ETRUSCANS & RELIGION
Etruscans believed theirs to be a revealed religion, communicated to them by the gods of the sky, earth, and the underworld. These forces spoke to mortals through nature and its events: the flight of birds, the sound of thunder, the strikes of lightning bolts, and the entrails of sacrificed animals.
The many modes of learning the gods messages brought forth different kinds of prophets. Augurs, for example, read the flight of birds. Haruspices scrutinized the livers of sacrificed sheep for signs of divine disapproval. Etruscans were famous for the way they carried out this rite: unlike their contemporaries, they removed the liver from the slaughtered animal before they examined it. After the divination, the animals remains were divided among gods, priests, and people, and consumed.

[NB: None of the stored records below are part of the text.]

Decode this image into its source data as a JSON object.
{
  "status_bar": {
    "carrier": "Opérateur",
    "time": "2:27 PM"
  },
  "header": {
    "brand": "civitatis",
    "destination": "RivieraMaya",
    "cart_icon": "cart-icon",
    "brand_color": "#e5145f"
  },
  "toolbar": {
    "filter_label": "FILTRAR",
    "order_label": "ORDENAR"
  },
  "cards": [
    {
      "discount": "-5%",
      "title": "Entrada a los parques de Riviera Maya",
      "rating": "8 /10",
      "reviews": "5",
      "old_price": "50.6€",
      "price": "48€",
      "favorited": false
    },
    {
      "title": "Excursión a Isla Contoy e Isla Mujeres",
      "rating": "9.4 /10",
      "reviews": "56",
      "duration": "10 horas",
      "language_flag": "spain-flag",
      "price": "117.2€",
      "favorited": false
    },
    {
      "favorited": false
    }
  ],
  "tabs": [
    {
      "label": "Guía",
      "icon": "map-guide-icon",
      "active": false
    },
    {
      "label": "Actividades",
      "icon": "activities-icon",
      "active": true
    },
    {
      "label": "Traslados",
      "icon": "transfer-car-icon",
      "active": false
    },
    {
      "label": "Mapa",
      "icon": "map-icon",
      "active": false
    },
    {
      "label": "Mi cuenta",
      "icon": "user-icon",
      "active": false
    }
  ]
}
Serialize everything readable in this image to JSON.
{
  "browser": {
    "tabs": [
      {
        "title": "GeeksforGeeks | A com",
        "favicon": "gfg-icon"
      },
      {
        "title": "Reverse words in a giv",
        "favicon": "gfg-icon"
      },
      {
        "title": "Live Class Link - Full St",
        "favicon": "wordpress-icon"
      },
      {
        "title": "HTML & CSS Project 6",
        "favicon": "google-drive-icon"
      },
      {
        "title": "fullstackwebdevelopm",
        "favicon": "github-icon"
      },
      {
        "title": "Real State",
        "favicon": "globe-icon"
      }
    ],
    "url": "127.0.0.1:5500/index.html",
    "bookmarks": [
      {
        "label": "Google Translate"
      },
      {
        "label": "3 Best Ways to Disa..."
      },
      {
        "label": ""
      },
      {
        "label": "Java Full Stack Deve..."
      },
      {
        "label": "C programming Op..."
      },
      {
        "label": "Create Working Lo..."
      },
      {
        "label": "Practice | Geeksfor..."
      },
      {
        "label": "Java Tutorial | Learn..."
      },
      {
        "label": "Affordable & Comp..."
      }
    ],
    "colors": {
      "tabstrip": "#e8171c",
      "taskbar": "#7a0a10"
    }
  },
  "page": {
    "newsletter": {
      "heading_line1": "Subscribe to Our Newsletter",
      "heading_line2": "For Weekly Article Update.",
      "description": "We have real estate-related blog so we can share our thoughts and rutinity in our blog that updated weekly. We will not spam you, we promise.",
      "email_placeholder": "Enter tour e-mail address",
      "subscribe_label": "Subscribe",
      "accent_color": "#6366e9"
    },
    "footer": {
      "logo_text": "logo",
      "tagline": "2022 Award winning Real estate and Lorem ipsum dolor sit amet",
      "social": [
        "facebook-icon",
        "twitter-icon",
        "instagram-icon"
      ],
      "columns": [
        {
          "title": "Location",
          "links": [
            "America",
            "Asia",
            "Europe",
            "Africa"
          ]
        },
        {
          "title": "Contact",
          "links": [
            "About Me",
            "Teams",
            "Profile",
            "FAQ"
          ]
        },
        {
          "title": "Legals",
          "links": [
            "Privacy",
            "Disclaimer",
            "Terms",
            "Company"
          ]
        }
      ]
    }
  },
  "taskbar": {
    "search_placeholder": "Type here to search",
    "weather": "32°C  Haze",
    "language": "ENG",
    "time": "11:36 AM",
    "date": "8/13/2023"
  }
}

At Etruscan sanctuaries, grateful worshippers heaped offerings on altars or in special pits. An offering might be a piece of jewelry or other prized possession, but it might also be a special kind of object made for votive use. Bronze or terracotta figurines or models were common: images of gods or goddesses, of suppliants, perhaps of a wished-for baby. Most common of all were terracotta models of the body parts for which healing was sought.
The Etruscans knew many kinds of gods, from spirits of nature and the underworld and invisible sky gods to deities who took on human form. Some of the Etruscan gods who were seen and depicted in human form were shared with Romans and Greeks.